Reflect on your reasons for impulse buying
This is especially important if your impulse purchases are driven by some emotional need. Once you know what emotions lead you to spend, you can take steps to redirect those emotions.
If you tend to shop when you are happy or to reward yourself, you can create a list of other activities or rewards that are free or lower cost.
If you shop to relieve boredom or stress, take the time to think through other things that would accomplish the same goal.
Once you’ve identified the things that tend to trigger your impulse spending, you can take steps to remove those temptations. Unsubscribe from sales emails. Unfollow certain accounts on Instagram. Find a new route home that doesn’t involve driving past whatever store, fast food place, or coffee drive-thru that always tempts you.

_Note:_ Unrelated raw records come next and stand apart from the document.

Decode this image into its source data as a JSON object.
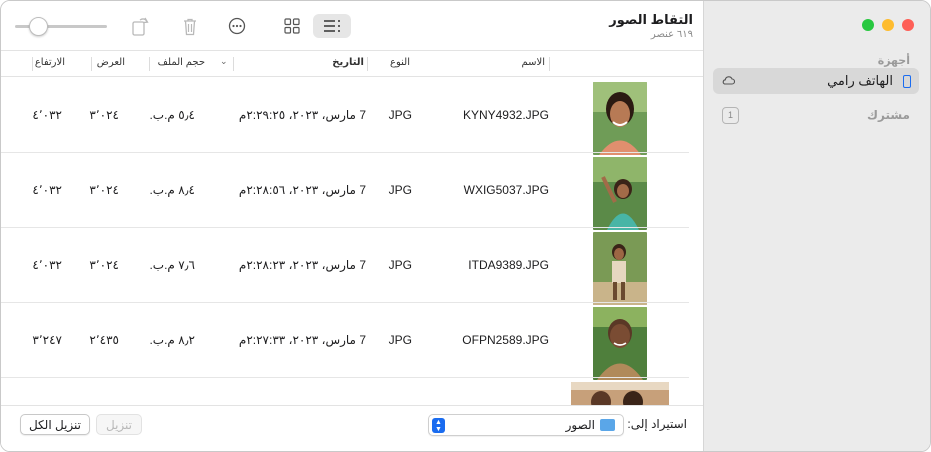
{
  "window": {
    "title": "التقاط الصور",
    "subtitle": "٦١٩ عنصر"
  },
  "sidebar": {
    "devices_header": "أجهزة",
    "device_label": "الهاتف رامي",
    "shared_header": "مشترك",
    "shared_badge": "1"
  },
  "toolbar": {
    "icons": [
      "zoom-slider",
      "rotate-icon",
      "trash-icon",
      "more-icon",
      "grid-view-icon",
      "list-view-icon"
    ]
  },
  "table": {
    "columns": {
      "name": "الاسم",
      "type": "النوع",
      "date": "التاريخ",
      "size": "حجم الملف",
      "width": "العرض",
      "height": "الارتفاع"
    },
    "rows": [
      {
        "name": "KYNY4932.JPG",
        "type": "JPG",
        "date": "7 مارس، ٢٠٢٣، ٢:٢٩:٢٥م",
        "size": "٥٫٤ م.ب.",
        "width": "٣٬٠٢٤",
        "height": "٤٬٠٣٢"
      },
      {
        "name": "WXIG5037.JPG",
        "type": "JPG",
        "date": "7 مارس، ٢٠٢٣، ٢:٢٨:٥٦م",
        "size": "٨٫٤ م.ب.",
        "width": "٣٬٠٢٤",
        "height": "٤٬٠٣٢"
      },
      {
        "name": "ITDA9389.JPG",
        "type": "JPG",
        "date": "7 مارس، ٢٠٢٣، ٢:٢٨:٢٣م",
        "size": "٧٫٦ م.ب.",
        "width": "٣٬٠٢٤",
        "height": "٤٬٠٣٢"
      },
      {
        "name": "OFPN2589.JPG",
        "type": "JPG",
        "date": "7 مارس، ٢٠٢٣، ٢:٢٧:٣٣م",
        "size": "٨٫٢ م.ب.",
        "width": "٢٬٤٣٥",
        "height": "٣٬٢٤٧"
      }
    ]
  },
  "bottom": {
    "import_label": "استيراد إلى:",
    "import_value": "الصور",
    "download_label": "تنزيل",
    "download_all_label": "تنزيل الكل"
  },
  "colors": {
    "accent": "#1a6cf0",
    "sidebar_bg": "#ebebeb",
    "selected_bg": "#d8d8d8"
  }
}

Make a return
This suggestion is pretty simple. If you realize that you’ve bought something impulsively and not because you actually need it, consider returning it. Not only does that repair the damage done to your budget, but the hassle of doing the return may also deter you from impulse buys in the future.
Create a one in, one out policy
Another personal policy you may choose to start is to commit to decluttering as many items as you purchase. This can be especially helpful if your impulse buys tend to be in the same category time after time. For example, in order to buy that new top, you’d need to find one other clothing item to sell, retire, or donate. You’re then free to make the purchase, but the extra step of thinking through the decluttering ensures that the purchase is more intentional.
Remove your card number
If you have your card number stored in Amazon or another online store, try deleting it. The extra step of having to dig out your card to make a purchase can often be just annoying enough to stop us from making the purchase unless we actually need it.
Not all purchases are impulse purchases, and I don’t want to give the impression that the proper way to go about being in control of your finances is to restrict yourself to a life of extreme frugality. But when we find ourselves regularly spending money that later makes us feel guilty or that derails our intended progress toward our goals, we would be wise to take steps to address the problem and to curb our impulse spending.
Ultimately, it comes down to our ability to balance our long-term goals with our desire for immediate gratification. The more intentional we are about keeping our major financial goals front of mind, the easier it is to say no to the things that detract from those goals.
It’s not easy, and there will always be times when we give into temptation, but I do believe that we all have the power to start spending more mindfully.